#### [Source material]
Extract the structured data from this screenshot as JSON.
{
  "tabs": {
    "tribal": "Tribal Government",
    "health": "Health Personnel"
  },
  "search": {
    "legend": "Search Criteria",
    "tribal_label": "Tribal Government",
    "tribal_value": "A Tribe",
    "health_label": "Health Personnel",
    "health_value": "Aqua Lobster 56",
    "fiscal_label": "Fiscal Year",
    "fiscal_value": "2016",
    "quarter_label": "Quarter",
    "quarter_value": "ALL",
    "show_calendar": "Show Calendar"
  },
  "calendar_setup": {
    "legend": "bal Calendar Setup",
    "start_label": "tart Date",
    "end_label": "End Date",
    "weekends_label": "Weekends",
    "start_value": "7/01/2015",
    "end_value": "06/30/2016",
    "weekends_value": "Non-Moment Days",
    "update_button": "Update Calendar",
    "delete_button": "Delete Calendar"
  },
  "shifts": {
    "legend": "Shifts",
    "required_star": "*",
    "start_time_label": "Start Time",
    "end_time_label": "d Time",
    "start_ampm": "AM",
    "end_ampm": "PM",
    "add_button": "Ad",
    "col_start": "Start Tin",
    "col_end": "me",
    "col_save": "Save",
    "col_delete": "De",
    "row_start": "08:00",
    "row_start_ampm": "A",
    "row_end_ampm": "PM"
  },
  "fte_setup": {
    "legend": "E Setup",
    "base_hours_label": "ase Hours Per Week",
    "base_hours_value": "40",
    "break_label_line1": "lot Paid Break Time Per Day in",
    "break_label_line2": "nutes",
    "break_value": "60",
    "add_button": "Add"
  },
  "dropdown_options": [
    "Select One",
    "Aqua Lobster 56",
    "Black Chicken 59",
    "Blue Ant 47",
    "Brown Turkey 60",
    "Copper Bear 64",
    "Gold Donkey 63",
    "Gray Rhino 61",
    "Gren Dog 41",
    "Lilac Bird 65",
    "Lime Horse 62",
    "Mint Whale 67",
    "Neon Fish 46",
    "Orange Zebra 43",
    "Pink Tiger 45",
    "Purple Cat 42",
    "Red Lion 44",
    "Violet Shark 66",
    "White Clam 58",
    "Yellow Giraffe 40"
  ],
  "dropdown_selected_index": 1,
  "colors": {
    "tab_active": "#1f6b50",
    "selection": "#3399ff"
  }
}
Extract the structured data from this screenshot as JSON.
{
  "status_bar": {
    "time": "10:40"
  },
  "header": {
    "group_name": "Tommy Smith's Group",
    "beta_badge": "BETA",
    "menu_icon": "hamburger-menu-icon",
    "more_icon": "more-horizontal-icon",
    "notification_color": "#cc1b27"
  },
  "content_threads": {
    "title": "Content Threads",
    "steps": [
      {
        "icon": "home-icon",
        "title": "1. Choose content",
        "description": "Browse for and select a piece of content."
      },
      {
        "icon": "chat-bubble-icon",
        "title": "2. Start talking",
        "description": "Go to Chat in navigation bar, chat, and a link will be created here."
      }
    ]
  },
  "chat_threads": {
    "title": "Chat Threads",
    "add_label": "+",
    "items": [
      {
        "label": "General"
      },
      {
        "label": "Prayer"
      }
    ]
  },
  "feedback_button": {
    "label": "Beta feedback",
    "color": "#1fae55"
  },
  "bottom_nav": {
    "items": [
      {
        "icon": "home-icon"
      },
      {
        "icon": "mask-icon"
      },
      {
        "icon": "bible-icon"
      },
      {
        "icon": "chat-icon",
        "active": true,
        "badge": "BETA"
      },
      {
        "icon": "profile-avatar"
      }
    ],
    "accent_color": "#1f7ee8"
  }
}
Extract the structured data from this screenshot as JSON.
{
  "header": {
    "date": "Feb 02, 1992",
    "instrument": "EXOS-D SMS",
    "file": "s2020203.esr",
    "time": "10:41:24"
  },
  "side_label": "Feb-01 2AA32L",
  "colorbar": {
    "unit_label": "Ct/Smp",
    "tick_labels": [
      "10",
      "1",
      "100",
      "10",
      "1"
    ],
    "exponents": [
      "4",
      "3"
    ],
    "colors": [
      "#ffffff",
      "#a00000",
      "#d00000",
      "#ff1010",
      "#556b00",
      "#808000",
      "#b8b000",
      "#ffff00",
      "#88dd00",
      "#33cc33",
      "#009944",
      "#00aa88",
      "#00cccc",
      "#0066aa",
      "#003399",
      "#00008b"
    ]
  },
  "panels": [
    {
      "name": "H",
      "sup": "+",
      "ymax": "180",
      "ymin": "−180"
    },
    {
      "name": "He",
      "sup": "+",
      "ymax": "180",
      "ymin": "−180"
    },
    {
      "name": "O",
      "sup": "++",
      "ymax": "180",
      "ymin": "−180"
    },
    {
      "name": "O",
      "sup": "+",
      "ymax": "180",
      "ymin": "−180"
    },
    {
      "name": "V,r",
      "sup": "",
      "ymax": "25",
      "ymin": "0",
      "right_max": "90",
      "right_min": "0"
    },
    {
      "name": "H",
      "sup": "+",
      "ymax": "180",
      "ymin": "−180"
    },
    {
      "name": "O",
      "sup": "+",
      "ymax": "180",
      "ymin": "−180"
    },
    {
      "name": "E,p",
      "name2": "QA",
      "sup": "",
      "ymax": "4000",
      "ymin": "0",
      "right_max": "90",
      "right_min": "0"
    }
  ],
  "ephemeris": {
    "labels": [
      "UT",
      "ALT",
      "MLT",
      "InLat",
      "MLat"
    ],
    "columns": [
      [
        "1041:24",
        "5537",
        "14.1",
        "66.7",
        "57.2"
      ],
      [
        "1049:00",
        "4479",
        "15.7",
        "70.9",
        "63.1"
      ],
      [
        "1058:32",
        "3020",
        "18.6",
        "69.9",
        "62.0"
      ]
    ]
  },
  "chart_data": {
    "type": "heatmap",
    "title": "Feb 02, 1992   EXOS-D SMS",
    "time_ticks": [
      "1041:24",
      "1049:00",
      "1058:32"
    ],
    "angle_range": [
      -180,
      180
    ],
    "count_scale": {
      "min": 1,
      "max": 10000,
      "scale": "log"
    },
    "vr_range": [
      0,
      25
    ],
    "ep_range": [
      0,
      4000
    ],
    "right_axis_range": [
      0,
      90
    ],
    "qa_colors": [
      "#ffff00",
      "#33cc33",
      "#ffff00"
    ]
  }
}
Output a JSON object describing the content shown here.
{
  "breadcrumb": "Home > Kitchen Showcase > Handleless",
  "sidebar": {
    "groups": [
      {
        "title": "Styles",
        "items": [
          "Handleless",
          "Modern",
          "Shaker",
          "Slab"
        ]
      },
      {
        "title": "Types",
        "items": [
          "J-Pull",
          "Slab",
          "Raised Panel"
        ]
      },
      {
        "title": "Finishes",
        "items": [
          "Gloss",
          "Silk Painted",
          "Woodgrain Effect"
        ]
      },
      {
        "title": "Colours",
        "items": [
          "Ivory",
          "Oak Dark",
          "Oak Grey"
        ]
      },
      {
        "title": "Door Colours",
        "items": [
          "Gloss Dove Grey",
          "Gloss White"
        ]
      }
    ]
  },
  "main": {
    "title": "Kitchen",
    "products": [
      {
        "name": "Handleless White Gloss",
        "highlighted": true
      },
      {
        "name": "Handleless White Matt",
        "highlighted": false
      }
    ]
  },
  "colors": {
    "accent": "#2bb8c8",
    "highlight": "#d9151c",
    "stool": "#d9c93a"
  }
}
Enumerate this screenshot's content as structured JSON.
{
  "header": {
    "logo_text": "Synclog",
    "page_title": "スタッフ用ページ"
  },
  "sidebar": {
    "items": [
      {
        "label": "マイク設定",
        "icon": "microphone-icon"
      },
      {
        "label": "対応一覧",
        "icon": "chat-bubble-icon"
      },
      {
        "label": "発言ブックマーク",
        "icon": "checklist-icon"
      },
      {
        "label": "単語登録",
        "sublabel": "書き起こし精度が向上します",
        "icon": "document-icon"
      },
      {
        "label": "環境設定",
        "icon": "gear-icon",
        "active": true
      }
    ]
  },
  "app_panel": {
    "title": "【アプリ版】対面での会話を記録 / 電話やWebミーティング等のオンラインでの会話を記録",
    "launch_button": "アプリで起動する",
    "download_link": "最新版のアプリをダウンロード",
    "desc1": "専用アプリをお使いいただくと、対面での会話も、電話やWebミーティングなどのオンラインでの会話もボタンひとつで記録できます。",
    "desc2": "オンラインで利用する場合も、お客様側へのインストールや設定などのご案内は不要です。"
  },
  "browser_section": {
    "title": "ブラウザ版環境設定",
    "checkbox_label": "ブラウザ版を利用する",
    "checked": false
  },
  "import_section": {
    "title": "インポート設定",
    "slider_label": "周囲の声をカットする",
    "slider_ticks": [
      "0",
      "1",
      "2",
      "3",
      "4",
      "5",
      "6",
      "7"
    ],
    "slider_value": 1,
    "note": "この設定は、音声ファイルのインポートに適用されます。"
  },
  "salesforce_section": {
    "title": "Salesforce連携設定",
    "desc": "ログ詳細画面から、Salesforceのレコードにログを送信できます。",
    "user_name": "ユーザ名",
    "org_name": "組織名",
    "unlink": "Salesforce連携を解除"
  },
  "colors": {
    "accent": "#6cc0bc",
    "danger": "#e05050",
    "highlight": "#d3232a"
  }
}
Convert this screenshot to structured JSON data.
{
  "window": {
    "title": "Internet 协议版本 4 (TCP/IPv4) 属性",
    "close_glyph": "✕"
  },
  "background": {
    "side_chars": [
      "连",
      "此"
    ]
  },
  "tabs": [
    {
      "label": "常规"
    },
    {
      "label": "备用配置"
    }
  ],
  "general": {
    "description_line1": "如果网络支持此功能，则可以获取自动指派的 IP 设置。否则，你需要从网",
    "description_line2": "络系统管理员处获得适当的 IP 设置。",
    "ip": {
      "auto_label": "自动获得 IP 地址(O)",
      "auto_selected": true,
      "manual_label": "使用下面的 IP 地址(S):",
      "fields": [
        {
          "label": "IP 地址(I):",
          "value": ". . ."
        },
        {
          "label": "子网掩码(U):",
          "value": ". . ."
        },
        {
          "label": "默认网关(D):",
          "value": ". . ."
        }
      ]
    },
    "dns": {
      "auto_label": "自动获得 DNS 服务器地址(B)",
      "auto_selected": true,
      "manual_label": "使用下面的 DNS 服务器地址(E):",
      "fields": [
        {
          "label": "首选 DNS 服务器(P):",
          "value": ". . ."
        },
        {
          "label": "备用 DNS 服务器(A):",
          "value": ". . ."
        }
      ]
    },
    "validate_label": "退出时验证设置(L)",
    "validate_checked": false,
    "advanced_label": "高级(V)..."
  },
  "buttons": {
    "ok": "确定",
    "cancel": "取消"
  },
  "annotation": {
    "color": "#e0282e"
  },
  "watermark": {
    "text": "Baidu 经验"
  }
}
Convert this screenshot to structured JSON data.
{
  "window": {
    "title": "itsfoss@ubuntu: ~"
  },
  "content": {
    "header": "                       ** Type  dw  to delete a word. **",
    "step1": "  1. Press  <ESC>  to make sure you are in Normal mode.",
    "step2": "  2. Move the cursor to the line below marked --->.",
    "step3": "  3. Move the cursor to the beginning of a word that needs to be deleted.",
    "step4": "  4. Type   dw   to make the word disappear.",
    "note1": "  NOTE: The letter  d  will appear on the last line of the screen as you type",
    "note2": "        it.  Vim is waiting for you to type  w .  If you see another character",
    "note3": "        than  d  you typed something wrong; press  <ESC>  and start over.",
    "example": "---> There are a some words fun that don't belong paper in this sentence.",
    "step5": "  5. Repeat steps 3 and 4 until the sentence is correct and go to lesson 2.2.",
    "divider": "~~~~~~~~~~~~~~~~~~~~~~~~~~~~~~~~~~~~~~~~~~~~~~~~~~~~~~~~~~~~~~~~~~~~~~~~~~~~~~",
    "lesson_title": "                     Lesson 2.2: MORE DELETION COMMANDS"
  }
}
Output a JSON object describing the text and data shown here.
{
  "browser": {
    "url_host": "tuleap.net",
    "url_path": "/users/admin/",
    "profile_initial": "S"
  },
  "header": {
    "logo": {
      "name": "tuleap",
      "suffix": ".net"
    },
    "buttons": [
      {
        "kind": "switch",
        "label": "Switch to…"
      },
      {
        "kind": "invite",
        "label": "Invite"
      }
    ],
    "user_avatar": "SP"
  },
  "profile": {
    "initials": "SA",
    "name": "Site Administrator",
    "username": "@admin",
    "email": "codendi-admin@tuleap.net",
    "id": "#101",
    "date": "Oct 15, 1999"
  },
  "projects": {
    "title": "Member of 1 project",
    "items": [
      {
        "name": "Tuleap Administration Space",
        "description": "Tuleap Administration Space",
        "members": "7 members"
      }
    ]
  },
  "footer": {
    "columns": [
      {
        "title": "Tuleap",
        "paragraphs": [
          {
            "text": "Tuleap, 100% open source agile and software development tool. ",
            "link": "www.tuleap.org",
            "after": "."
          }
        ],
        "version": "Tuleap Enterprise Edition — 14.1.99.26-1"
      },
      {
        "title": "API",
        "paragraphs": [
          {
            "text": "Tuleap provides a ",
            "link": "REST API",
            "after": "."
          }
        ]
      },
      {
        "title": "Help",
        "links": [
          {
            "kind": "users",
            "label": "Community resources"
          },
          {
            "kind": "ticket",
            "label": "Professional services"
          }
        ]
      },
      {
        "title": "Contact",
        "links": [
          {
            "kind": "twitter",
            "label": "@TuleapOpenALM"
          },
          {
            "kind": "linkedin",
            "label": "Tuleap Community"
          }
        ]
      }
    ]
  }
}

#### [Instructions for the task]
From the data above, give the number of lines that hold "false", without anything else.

#### [Written answer]
3